From here, the DGAC was disbanded, and the two-year process along with its report was handed over to USDA. Also at this point, the public was once again given opportunity to respond with written comments and oral testimony at another public meeting. And comments were received—over 30,000 of them! The Advisory Report attracted flowing praise and harsh criticism that ranged from applauding them on holding true to science to stepping out of scope by addressing sustainability as it relates to diet.
The USDA then took one year to write the DG based on the Advisory Report and the comments that had been received. Dr. Hu pointed out that the transparency of the DG process was largely removed during this period.
So… what came out of the other end of the black box? A few things that Dr. Hu highlighted:
- In the final DG, there is no mention of red meat consumption. Although saturated fat and protein consumption are addressed, the specifics are buried.

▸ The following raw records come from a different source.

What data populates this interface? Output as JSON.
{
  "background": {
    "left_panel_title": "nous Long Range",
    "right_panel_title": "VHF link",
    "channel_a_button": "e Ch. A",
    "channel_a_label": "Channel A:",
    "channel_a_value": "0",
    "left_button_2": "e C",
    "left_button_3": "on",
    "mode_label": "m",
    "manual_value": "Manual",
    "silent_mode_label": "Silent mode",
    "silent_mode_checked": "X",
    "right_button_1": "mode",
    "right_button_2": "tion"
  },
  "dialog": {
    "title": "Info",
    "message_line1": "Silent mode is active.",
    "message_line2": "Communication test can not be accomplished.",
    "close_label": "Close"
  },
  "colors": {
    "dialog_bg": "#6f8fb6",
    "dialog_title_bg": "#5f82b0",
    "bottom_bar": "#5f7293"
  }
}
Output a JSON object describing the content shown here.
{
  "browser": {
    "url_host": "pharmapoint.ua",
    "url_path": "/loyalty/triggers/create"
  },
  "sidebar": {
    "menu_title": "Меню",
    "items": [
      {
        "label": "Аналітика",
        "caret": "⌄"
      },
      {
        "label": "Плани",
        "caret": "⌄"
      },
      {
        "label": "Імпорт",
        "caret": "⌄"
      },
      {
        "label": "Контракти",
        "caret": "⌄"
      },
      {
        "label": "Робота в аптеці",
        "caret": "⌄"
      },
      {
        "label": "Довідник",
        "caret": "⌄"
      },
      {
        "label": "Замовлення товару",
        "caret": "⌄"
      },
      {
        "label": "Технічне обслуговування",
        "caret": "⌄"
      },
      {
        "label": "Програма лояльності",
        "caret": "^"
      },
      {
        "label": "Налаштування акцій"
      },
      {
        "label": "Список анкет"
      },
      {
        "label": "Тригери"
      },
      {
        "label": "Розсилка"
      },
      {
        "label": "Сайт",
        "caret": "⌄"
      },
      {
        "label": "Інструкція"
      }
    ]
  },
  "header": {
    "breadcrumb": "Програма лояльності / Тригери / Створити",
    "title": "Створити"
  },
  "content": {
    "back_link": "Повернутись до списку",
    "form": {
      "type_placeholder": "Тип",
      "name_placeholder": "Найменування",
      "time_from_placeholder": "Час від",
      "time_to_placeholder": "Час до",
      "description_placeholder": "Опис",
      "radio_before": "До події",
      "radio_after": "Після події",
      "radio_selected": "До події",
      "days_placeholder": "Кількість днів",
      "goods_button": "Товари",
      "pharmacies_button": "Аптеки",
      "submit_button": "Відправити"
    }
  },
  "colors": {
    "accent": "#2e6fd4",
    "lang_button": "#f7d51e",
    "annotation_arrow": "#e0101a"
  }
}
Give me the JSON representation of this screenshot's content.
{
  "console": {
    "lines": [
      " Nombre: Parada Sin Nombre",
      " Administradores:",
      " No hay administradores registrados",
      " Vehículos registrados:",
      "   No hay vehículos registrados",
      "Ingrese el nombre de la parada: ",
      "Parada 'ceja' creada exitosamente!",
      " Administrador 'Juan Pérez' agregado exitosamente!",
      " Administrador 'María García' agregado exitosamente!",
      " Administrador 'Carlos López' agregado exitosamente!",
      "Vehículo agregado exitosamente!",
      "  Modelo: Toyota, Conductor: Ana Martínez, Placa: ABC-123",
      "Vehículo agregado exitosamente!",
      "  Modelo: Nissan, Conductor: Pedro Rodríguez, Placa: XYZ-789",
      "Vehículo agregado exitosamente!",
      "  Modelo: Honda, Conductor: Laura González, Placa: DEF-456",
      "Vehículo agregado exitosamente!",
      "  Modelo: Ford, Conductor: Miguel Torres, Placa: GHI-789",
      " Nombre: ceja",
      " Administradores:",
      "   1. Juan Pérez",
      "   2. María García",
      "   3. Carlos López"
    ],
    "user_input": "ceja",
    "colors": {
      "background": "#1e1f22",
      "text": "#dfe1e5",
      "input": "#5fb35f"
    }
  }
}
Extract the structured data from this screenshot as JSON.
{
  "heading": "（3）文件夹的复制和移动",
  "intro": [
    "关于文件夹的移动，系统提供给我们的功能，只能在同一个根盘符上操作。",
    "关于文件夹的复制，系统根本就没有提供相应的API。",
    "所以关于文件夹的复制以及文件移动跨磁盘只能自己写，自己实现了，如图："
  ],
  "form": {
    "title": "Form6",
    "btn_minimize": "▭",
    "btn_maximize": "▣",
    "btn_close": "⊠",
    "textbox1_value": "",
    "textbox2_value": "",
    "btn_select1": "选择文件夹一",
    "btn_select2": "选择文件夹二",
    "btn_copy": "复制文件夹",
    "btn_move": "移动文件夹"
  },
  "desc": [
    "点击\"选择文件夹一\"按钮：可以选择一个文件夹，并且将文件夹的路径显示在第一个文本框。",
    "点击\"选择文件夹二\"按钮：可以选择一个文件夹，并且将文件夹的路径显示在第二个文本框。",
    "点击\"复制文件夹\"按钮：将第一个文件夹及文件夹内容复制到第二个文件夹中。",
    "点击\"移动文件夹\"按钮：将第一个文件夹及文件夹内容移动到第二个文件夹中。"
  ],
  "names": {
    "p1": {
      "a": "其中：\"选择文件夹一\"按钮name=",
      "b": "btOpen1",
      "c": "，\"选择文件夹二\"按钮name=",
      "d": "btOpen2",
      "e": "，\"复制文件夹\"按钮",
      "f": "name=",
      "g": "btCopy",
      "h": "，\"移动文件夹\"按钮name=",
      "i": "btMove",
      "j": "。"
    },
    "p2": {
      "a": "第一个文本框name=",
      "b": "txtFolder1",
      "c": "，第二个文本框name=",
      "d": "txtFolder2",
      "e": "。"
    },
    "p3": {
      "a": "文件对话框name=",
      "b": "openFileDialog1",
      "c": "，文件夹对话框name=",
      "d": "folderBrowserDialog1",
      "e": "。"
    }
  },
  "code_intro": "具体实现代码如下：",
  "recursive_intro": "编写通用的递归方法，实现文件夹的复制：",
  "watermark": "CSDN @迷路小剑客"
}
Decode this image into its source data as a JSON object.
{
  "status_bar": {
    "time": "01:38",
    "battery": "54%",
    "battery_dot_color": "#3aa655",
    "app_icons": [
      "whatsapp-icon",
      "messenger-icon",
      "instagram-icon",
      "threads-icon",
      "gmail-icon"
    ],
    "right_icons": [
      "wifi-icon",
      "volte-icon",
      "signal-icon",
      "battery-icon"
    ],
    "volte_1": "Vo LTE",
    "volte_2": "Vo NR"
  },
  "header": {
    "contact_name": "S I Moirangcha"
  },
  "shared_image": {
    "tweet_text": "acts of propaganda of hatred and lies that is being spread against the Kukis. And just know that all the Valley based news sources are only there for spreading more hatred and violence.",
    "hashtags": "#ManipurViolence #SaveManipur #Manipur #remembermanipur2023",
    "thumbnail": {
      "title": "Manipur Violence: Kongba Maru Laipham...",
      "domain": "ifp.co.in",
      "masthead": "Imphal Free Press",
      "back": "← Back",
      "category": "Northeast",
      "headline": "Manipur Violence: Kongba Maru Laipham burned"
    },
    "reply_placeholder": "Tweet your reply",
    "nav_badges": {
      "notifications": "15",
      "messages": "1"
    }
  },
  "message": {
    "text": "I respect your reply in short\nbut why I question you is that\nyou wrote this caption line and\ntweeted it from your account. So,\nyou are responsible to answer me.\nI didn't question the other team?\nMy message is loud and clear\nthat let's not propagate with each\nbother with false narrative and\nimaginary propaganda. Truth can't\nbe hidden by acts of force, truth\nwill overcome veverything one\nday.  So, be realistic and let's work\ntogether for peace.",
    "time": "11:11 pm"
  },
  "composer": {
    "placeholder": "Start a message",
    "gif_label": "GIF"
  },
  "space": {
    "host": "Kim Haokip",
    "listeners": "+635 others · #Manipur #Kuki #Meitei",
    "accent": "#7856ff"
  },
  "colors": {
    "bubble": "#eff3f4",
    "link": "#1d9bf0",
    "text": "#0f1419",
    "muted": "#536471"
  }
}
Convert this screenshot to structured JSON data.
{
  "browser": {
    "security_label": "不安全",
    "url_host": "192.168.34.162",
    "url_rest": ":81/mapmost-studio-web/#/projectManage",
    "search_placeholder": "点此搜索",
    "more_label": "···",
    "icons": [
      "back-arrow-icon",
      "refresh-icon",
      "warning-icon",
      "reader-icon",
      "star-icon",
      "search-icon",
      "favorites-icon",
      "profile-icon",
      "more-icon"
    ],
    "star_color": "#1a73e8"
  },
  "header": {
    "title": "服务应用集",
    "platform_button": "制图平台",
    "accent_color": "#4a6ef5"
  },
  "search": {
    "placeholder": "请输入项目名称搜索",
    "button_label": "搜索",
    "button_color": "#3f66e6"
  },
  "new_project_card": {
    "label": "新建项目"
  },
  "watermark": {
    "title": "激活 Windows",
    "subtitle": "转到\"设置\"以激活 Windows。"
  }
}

- Sustainability is not mentioned.
- There are not references to soda consumption, just recommendations for added sugar.
- Overall, the DG are not clearly reflective on the the Report of the DGAC.
The DGAC spent two years poring over the science and working to come up with clear, science-based recommendations but was not involved in the final process of writing the Dietary Guidelines. There is a black box in which only USDA knows what goes on, but the process is subject to levels of interference in the year that it is out of the hands of the AC. Congress has appropriated $1 million to review the process, but which part of the process will it be? The open, transparent process of the DGAC or the black box of USDA?
*Other highlights from the 2015 DGAC Report:
- An emphasis on healthier eating patterns, rather than single nutrients. These are Healthy U.S.-style Pattern, the Healthy Mediterranean-style Pattern, or the Healthy Vegetarian Pattern. In other words, what you replace a nutrient with makes a difference.
- No upper limit of total fat or cholesterol was given. Types of fat are emphasized in the report, including a recommendation to limit saturated fat to 10 percent of calories .
- The environment and sustainability was considered for the first time.
- Added sugar was given a limit (<10 percent of calories).
- Recommended sodium limit remained the same.
- Health benefits of coffee were highlighted.
- Optimizing nutrition and environmental impacts of farm-raised seafood were addressed.
“The overall body of evidence examined by the 2015 DGAC identifies that a healthy dietary pattern is higher in vegetables, fruits, whole grains, low- or non-fat dairy, seafood, legumes, and nuts; moderate in alcohol (among adults); lower in red and processed meats; and low in sugar-sweetened foods and drinks and refined grains.”
 Am J Clin Nutr October 2011 vol. 94 no. 4 1088-1096
 Arch Intern Med. 2012;172(7):555-563. doi:10.1001/archinternmed.2011.2287
Photo of Frank Hu: D. Chris Stevens, 2016; Image/slide by Frank Hu.